Dion: Hanamura is one of my most favorite memories of playing Overwatch. We definitely intend to reuse these aesthetics. We just haven’t figured out what’s the right way to do it just yet. But the core idea is there a payload version of Hanamura? Or is there a control map version of Temple of Anubis? Something that feels like we could even expand on the idea and there is a bit of time saving because you don’t need to discover the aesthetic of the map again. We know the tone, we know the look, Basically we have plans that are really deep, so there’s things that are in progress, that we just have to wait for those things to complete and then we can focus, but from our perspective, we intend to reuse that look in some way. You can play those modes during our like events and you know, the arcade, if you want to see them again, but to get them back into a core game mode, that’s our goal. 
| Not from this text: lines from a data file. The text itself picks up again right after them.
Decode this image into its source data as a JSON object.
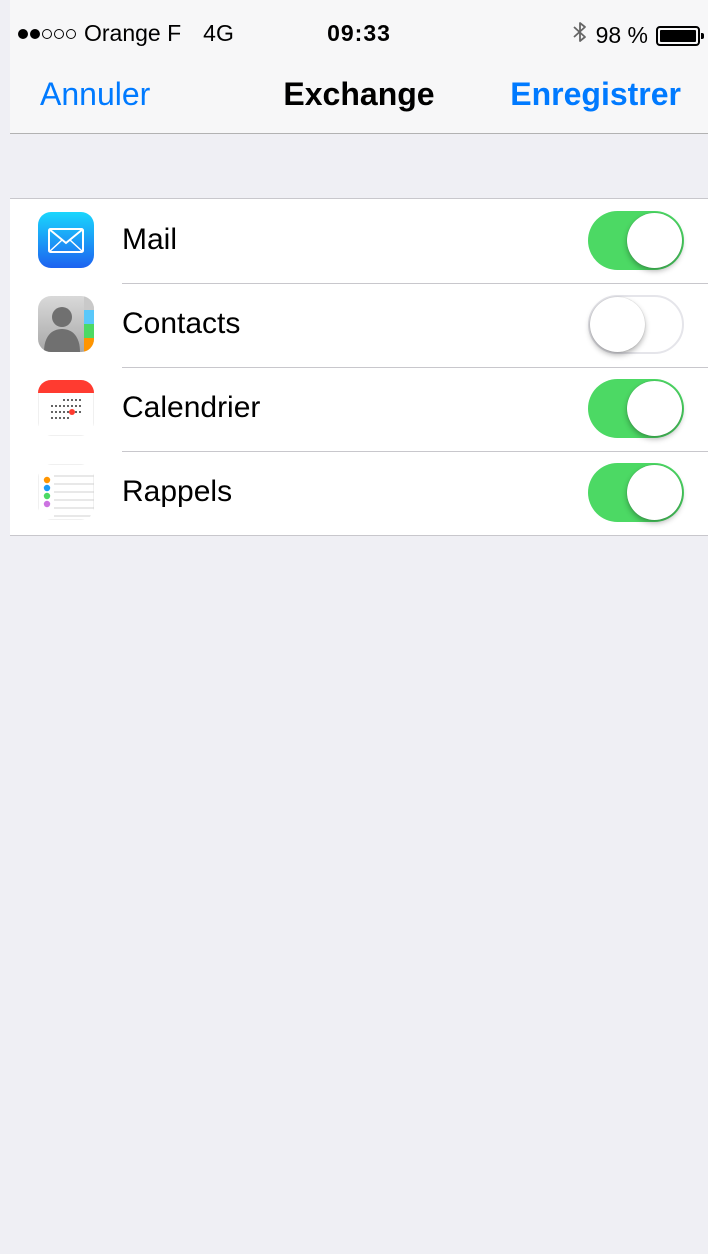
{
  "status_bar": {
    "signal_filled": 2,
    "signal_total": 5,
    "carrier": "Orange F",
    "network": "4G",
    "time": "09:33",
    "bluetooth_icon": "bluetooth-icon",
    "battery_text": "98 %",
    "battery_level": 0.98
  },
  "nav": {
    "cancel_label": "Annuler",
    "title": "Exchange",
    "save_label": "Enregistrer"
  },
  "colors": {
    "accent": "#007aff",
    "toggle_on": "#4cd964",
    "background": "#efeff4"
  },
  "items": [
    {
      "label": "Mail",
      "icon": "mail-icon",
      "enabled": true
    },
    {
      "label": "Contacts",
      "icon": "contacts-icon",
      "enabled": false
    },
    {
      "label": "Calendrier",
      "icon": "calendar-icon",
      "enabled": true
    },
    {
      "label": "Rappels",
      "icon": "reminders-icon",
      "enabled": true
    }
  ]
}
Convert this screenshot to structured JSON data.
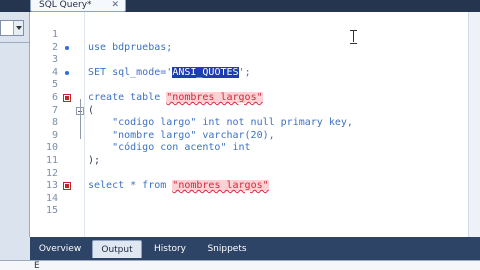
{
  "window": {
    "tab_title": "SQL Query*",
    "tab_close": "✕"
  },
  "editor": {
    "lines": [
      {
        "n": "1",
        "marker": "none",
        "text": ""
      },
      {
        "n": "2",
        "marker": "dot",
        "parts": [
          {
            "t": "use bdpruebas;",
            "c": "kw"
          }
        ]
      },
      {
        "n": "3",
        "marker": "none",
        "text": ""
      },
      {
        "n": "4",
        "marker": "dot",
        "parts": [
          {
            "t": "SET sql_mode=",
            "c": "kw"
          },
          {
            "t": "'",
            "c": "kw"
          },
          {
            "t": "ANSI_QUOTES",
            "c": "hl-sel"
          },
          {
            "t": "';",
            "c": "kw"
          }
        ]
      },
      {
        "n": "5",
        "marker": "none",
        "text": ""
      },
      {
        "n": "6",
        "marker": "err",
        "parts": [
          {
            "t": "create table ",
            "c": "kw"
          },
          {
            "t": "\"nombres largos\"",
            "c": "hl-err"
          }
        ]
      },
      {
        "n": "7",
        "marker": "fold",
        "parts": [
          {
            "t": "(",
            "c": "punc"
          }
        ]
      },
      {
        "n": "8",
        "marker": "none",
        "parts": [
          {
            "t": "    \"codigo largo\" int not null primary key,",
            "c": "kw"
          }
        ]
      },
      {
        "n": "9",
        "marker": "none",
        "parts": [
          {
            "t": "    \"nombre largo\" varchar(20),",
            "c": "kw"
          }
        ]
      },
      {
        "n": "10",
        "marker": "none",
        "parts": [
          {
            "t": "    \"código con acento\" int",
            "c": "kw"
          }
        ]
      },
      {
        "n": "11",
        "marker": "none",
        "parts": [
          {
            "t": ");",
            "c": "punc"
          }
        ]
      },
      {
        "n": "12",
        "marker": "none",
        "text": ""
      },
      {
        "n": "13",
        "marker": "err",
        "parts": [
          {
            "t": "select * from ",
            "c": "kw"
          },
          {
            "t": "\"nombres largos\"",
            "c": "hl-err"
          }
        ]
      },
      {
        "n": "14",
        "marker": "none",
        "text": ""
      },
      {
        "n": "15",
        "marker": "none",
        "text": ""
      }
    ]
  },
  "bottom_tabs": [
    {
      "label": "Overview",
      "active": false
    },
    {
      "label": "Output",
      "active": true
    },
    {
      "label": "History",
      "active": false
    },
    {
      "label": "Snippets",
      "active": false
    }
  ],
  "status_glyph": "E"
}
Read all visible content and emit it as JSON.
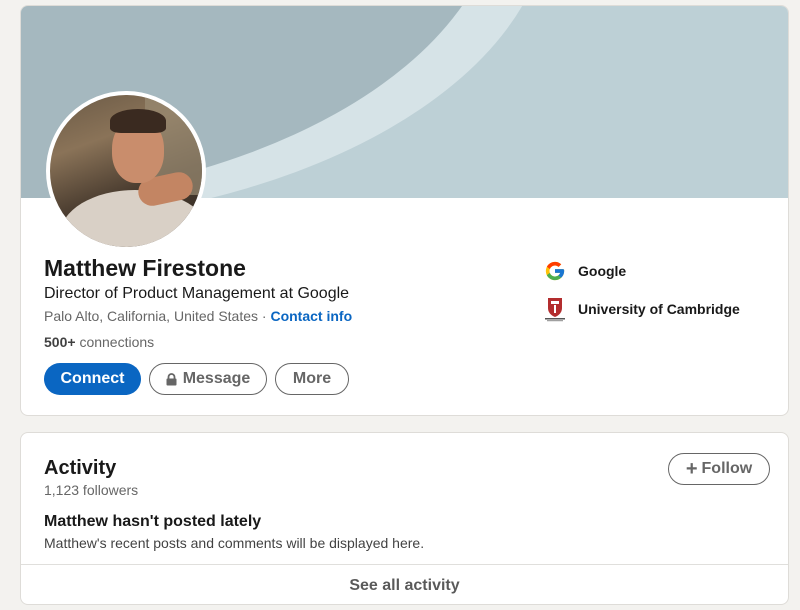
{
  "profile": {
    "name": "Matthew Firestone",
    "headline": "Director of Product Management at Google",
    "location": "Palo Alto, California, United States",
    "separator": "·",
    "contact_info": "Contact info",
    "connections_count": "500+",
    "connections_label": "connections",
    "actions": {
      "connect": "Connect",
      "message": "Message",
      "more": "More"
    },
    "organizations": [
      {
        "name": "Google",
        "icon": "google-logo-icon"
      },
      {
        "name": "University of Cambridge",
        "icon": "cambridge-crest-icon"
      }
    ]
  },
  "activity": {
    "title": "Activity",
    "followers": "1,123 followers",
    "follow_label": "Follow",
    "empty_title": "Matthew hasn't posted lately",
    "empty_desc": "Matthew's recent posts and comments will be displayed here.",
    "see_all": "See all activity"
  },
  "colors": {
    "primary": "#0a66c2",
    "banner": "#bdd0d6",
    "background": "#f3f2ef"
  }
}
Blizzplanet: We know that we’ll hear more about PvE when the time is right. But… Could you guys tell us, what are you most excited about? And what the community might enjoy?

Dion: Personally I’m ready to move the story forward and that’s what we will do when the time is right. It will move all these lore tidbits that you guys are talking about. And we’re kind of talking about, over time forward finally. We will close some questions and we’ll create new questions with PVE just when the time is right. So I’m looking forward to the story of Overwatch moving forward. And play in the game more in a Cooperative since, you know, I love PVP and I love Co-op, so it would be fun to do both. 

Blizzplanet: Dion, thanks for your time. It was a pleasure to have you here today. Dion: Yeah, thanks for your time as well. I really enjoyed chatting with you guys. Any time.